Segment Start: Supplied material

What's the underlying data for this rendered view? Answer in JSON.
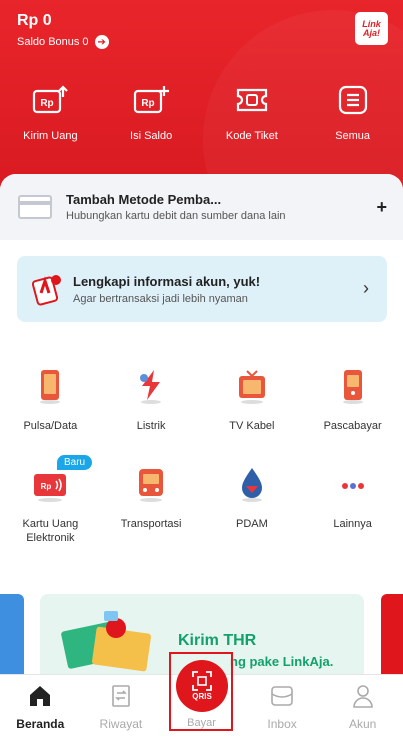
{
  "header": {
    "balance": "Rp 0",
    "bonus_label": "Saldo Bonus 0",
    "logo_text": "Link\nAja!"
  },
  "quick_actions": [
    {
      "label": "Kirim Uang",
      "icon": "send-money-icon"
    },
    {
      "label": "Isi Saldo",
      "icon": "topup-icon"
    },
    {
      "label": "Kode Tiket",
      "icon": "ticket-icon"
    },
    {
      "label": "Semua",
      "icon": "menu-list-icon"
    }
  ],
  "payment_method": {
    "title": "Tambah Metode Pemba...",
    "subtitle": "Hubungkan kartu debit dan sumber dana lain",
    "action": "+"
  },
  "account_banner": {
    "title": "Lengkapi informasi akun, yuk!",
    "subtitle": "Agar bertransaksi jadi lebih nyaman"
  },
  "services": [
    {
      "label": "Pulsa/Data",
      "icon": "phone-icon"
    },
    {
      "label": "Listrik",
      "icon": "electricity-icon"
    },
    {
      "label": "TV Kabel",
      "icon": "tv-icon"
    },
    {
      "label": "Pascabayar",
      "icon": "postpaid-icon"
    },
    {
      "label": "Kartu Uang Elektronik",
      "icon": "ecard-icon",
      "badge": "Baru"
    },
    {
      "label": "Transportasi",
      "icon": "bus-icon"
    },
    {
      "label": "PDAM",
      "icon": "water-drop-icon"
    },
    {
      "label": "Lainnya",
      "icon": "more-dots-icon"
    }
  ],
  "promo": {
    "line1": "Kirim THR",
    "line2": "ng pake LinkAja."
  },
  "nav": {
    "items": [
      {
        "label": "Beranda",
        "icon": "home-icon",
        "active": true
      },
      {
        "label": "Riwayat",
        "icon": "history-icon"
      },
      {
        "label": "Bayar",
        "icon": "qris-icon"
      },
      {
        "label": "Inbox",
        "icon": "inbox-icon"
      },
      {
        "label": "Akun",
        "icon": "user-icon"
      }
    ],
    "qris_text": "QRIS"
  },
  "colors": {
    "brand_red": "#e0161d",
    "banner_blue": "#dff1f8",
    "badge_blue": "#1aa6e8",
    "promo_green": "#12a16c"
  }
}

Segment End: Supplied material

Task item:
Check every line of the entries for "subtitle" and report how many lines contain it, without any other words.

Exercise result:
2